Posted by Barton Lorimor (@bartonlorimor)
* All week we have seen agency directors and not-for-profit executives featured in media stories about what services they would have to cut if the income tax rate’s sunset dates stand as they are. The school funding card in that equation is a big one, and the Senate Democrats played it yesterday…
If Illinois lawmakers don’t extend the state’s temporary income tax, school districts could see a net reduction of more than $450 million in general state aid next year.
That was the message sent by Democrats in the Senate Wednesday as they released a breakdown of how Illinois schools would fare under a doomsday budget scenario.

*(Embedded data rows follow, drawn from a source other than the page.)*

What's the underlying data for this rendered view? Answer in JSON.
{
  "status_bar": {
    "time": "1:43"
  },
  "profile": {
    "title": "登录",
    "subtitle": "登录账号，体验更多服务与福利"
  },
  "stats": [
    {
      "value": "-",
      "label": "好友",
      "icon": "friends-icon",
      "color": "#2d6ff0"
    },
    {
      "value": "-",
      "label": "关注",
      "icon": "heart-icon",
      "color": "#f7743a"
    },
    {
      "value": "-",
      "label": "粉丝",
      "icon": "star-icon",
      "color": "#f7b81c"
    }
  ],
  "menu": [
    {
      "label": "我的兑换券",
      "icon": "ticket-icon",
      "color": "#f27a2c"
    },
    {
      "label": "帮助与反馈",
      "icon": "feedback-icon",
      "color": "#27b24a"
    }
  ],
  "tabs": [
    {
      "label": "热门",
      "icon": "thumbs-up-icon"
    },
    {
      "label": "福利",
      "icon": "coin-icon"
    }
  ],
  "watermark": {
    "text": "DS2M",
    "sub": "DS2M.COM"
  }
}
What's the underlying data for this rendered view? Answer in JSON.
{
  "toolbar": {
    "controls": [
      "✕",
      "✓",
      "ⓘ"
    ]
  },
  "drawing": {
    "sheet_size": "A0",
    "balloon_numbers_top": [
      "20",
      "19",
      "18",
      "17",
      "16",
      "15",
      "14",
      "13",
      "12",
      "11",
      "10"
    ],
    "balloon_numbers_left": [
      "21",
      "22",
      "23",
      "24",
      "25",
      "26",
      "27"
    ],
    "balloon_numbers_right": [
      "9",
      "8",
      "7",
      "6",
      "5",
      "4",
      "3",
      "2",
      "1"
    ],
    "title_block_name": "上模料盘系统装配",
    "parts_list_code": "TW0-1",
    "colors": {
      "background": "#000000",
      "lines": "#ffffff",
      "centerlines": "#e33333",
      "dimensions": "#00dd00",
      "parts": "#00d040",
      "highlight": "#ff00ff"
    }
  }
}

Nearly every one of the state’s 800-plus school districts would come out on the losing end of the state funding blueprint at a time when Illinois already is spending 89 percent of what it says it should be spending to guarantee all students get a quality education.

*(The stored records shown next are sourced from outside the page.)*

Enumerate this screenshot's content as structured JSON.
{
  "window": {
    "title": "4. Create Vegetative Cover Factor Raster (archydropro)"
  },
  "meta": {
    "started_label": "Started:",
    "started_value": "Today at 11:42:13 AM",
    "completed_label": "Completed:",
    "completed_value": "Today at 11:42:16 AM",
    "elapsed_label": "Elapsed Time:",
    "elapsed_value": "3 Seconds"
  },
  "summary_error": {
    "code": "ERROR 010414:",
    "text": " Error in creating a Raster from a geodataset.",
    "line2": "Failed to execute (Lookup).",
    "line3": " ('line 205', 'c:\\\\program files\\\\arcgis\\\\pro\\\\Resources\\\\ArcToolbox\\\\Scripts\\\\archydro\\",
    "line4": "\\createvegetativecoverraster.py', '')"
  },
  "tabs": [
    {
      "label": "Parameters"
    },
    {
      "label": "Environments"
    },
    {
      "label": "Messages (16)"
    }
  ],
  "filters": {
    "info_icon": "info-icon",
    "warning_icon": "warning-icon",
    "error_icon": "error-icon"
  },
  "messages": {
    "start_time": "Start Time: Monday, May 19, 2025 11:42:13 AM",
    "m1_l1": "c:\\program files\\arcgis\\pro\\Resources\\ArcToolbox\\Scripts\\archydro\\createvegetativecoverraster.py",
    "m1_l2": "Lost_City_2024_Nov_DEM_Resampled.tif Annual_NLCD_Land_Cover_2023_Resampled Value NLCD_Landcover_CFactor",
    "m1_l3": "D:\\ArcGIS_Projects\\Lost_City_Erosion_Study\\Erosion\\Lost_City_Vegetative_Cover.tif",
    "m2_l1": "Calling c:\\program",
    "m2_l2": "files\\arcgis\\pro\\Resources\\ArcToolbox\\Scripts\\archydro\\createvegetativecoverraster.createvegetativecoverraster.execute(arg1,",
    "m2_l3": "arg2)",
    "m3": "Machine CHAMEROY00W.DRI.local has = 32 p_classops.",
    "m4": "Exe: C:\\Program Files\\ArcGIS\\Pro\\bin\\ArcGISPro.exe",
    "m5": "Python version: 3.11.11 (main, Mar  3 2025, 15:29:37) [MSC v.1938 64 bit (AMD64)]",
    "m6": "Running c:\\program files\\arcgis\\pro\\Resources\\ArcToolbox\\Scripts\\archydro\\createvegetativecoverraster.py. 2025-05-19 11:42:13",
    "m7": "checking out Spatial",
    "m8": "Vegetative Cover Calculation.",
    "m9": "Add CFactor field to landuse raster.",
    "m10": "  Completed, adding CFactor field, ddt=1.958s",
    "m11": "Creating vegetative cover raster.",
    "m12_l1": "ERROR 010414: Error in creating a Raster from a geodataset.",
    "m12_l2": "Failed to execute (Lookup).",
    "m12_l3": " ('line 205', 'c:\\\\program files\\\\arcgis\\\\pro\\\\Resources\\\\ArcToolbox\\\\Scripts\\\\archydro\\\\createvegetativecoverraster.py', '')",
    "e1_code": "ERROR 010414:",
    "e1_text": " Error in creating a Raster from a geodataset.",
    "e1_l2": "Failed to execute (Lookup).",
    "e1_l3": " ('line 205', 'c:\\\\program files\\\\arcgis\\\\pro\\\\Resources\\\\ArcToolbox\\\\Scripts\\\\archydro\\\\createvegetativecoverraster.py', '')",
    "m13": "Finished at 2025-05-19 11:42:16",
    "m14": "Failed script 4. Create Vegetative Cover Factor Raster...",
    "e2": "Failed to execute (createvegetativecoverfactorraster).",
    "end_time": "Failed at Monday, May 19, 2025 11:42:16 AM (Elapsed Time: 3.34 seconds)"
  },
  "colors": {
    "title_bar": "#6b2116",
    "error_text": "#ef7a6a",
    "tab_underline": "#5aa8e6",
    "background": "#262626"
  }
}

The Senate Republican response…
“We don’t believe the scenario they’ve created — that without an extension of their 67 percent income-tax increase the state budget will collapse,” said Patty Schuh, spokeswoman for Senate Republican leader Christine Radogno. “We believe they are attempting to create a crisis to justify going back to taxpayers’ pockets.”
Schuh said Democrats “have not made education a priority” the past 10 years they’ve run the Statehouse.
“The Democrats have chosen to spend taxpayers money in other areas, so who would believe now that education would be a priority?” she said.
The “Why should we believe you?” argument made a regular appearance last week during Executive Committee hearings on the graduated income tax and before Speaker pulled the plug on the millionaire’s tax.
* Report: Big cuts to state aid for schools if income tax increase expires: In Springfield alone, the school district would see a reduction of just over $4 million. The Senate Democrats’ figures showed the district getting about $35.8 million in general state aid this year.
* District 150 would see $5.4M cut in state budget scenario